Think about it: right now, the world we live in is filled with a variety of confusing events, divisive rhetoric, increased tension, and an unclear picture of the future. Some dread what is happening; some find it exciting. All sense the importance of this moment.
First, the instruction: “Listen to him.” The best way to understand God is to look to Jesus and listen to him. To pay attention to what Jesus says and does, to whom he reaches out, to those he gives attention and help. Yes, if we all keep trying to listen to Jesus together – we will get closer to what God intends for us.
Second, the command: “Get up.” Be raised up.” Or even, “be resurrected.” Think of Genesis: “Then God said, ‘Let there be light,’ and there was light” (1:3) – we might also hear in Jesus’ words a call to action that actually gives us the energy and will to act, to make a difference, to be about the works of mercy and compassion to which God always calls us.
Third, the promise: “Do not be afraid.” This is the hallmark of the Gospel, words perhaps never more needed than now. The fears we experience will be different. The threat of terrorism, the prospect of job loss, the potential to betray our national identity and values, the fading possibility of a better future for our children, fear of ageing, dread illness, unexpected death, the list goes on. Fear is a part of the common fabric of our lives even though it manifests itself differently. And to all these different fears, the Gospel reply is the same: Because God is God of the past, present, and future, we need not fear. This is not the same as saying that we will have no problems, or that we will avoid all harm and hardship. Rather, it is recognizing that when we trust God for our individual and communal good and believe God is with us always, we need not fear. It is to recognize that God did not create us for death but for resurrection, and so also God does not want us to be afraid but to move forward – even and especially in uncertain times – with courage and confidence.
Listen. Be raised up. Do not fear. It’s important to remember that these words are said by Jesus as he refuses to linger on the mountain top but comes back down again into the realities of the world – and our life – as he makes his way to Jerusalem. There he will be tried, condemned, and crucified, for the world has made no place for the encouragement and hope he offers. But the story does not end with only the courage of one man defying the world.
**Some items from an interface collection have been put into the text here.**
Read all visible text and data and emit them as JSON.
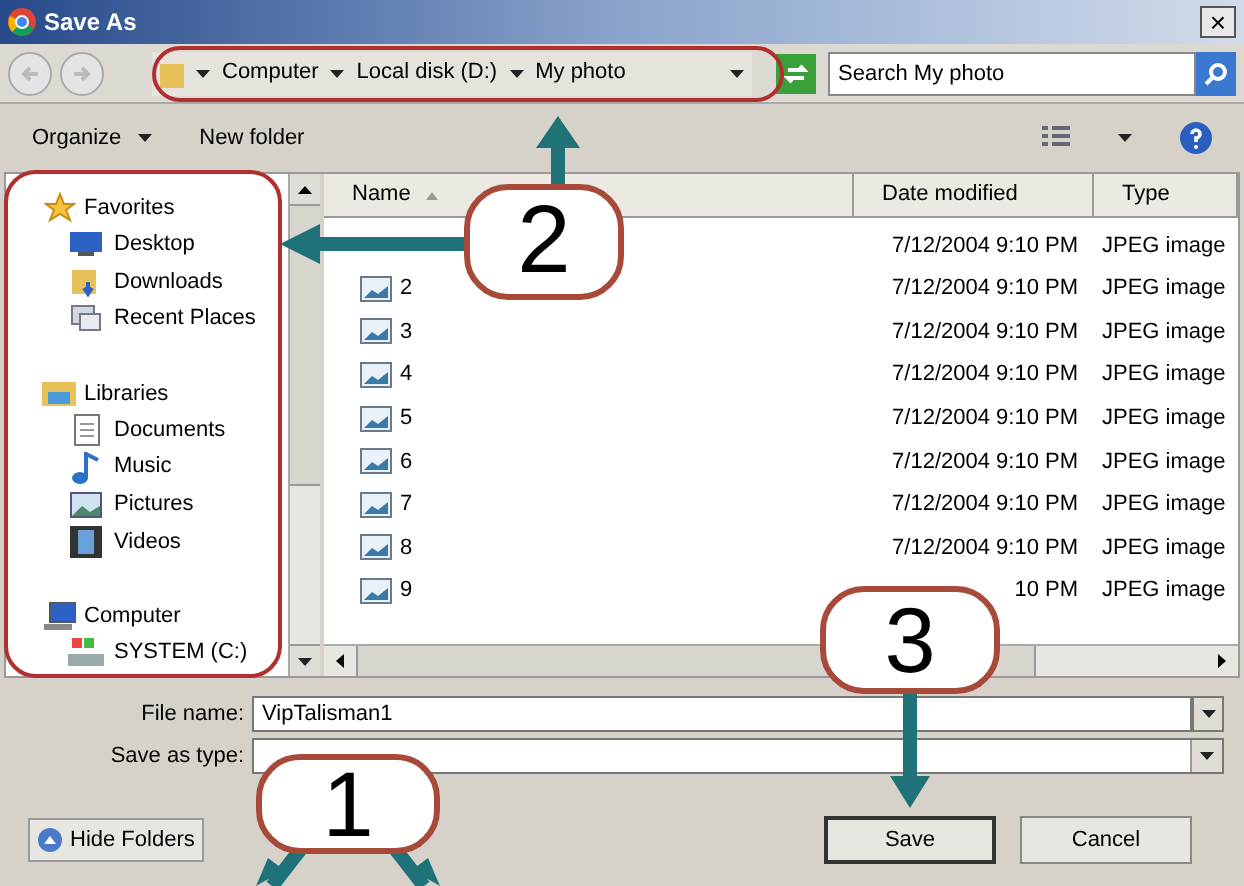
{
  "window": {
    "title": "Save As",
    "close": "×"
  },
  "address": {
    "crumbs": [
      "Computer",
      "Local disk (D:)",
      "My photo"
    ],
    "search_placeholder": "Search My photo"
  },
  "toolbar": {
    "organize": "Organize",
    "new_folder": "New folder"
  },
  "sidebar": {
    "groups": [
      {
        "label": "Favorites",
        "kind": "star",
        "children": [
          {
            "label": "Desktop",
            "kind": "desktop"
          },
          {
            "label": "Downloads",
            "kind": "downloads"
          },
          {
            "label": "Recent Places",
            "kind": "recent"
          }
        ]
      },
      {
        "label": "Libraries",
        "kind": "libraries",
        "children": [
          {
            "label": "Documents",
            "kind": "document"
          },
          {
            "label": "Music",
            "kind": "music"
          },
          {
            "label": "Pictures",
            "kind": "pictures"
          },
          {
            "label": "Videos",
            "kind": "videos"
          }
        ]
      },
      {
        "label": "Computer",
        "kind": "computer",
        "children": [
          {
            "label": "SYSTEM (C:)",
            "kind": "drive"
          }
        ]
      }
    ]
  },
  "table": {
    "columns": [
      "Name",
      "Date modified",
      "Type"
    ],
    "rows": [
      {
        "date": "7/12/2004 9:10 PM",
        "type": "JPEG image"
      },
      {
        "name": "2",
        "date": "7/12/2004 9:10 PM",
        "type": "JPEG image"
      },
      {
        "name": "3",
        "date": "7/12/2004 9:10 PM",
        "type": "JPEG image"
      },
      {
        "name": "4",
        "date": "7/12/2004 9:10 PM",
        "type": "JPEG image"
      },
      {
        "name": "5",
        "date": "7/12/2004 9:10 PM",
        "type": "JPEG image"
      },
      {
        "name": "6",
        "date": "7/12/2004 9:10 PM",
        "type": "JPEG image"
      },
      {
        "name": "7",
        "date": "7/12/2004 9:10 PM",
        "type": "JPEG image"
      },
      {
        "name": "8",
        "date": "7/12/2004 9:10 PM",
        "type": "JPEG image"
      },
      {
        "name": "9",
        "date": "10 PM",
        "type": "JPEG image"
      }
    ]
  },
  "form": {
    "file_name_label": "File name:",
    "file_name": "VipTalisman1",
    "type_label": "Save as type:"
  },
  "buttons": {
    "hide_folders": "Hide Folders",
    "save": "Save",
    "cancel": "Cancel"
  },
  "annotations": [
    {
      "label": "2"
    },
    {
      "label": "3"
    },
    {
      "label": "1"
    }
  ]
}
It continues with the promise that God raised this One from the dead so that all of us might have hope that there is more to this life than we can see, that God will be with us every step of our way, and that love and life are stronger than hate and death.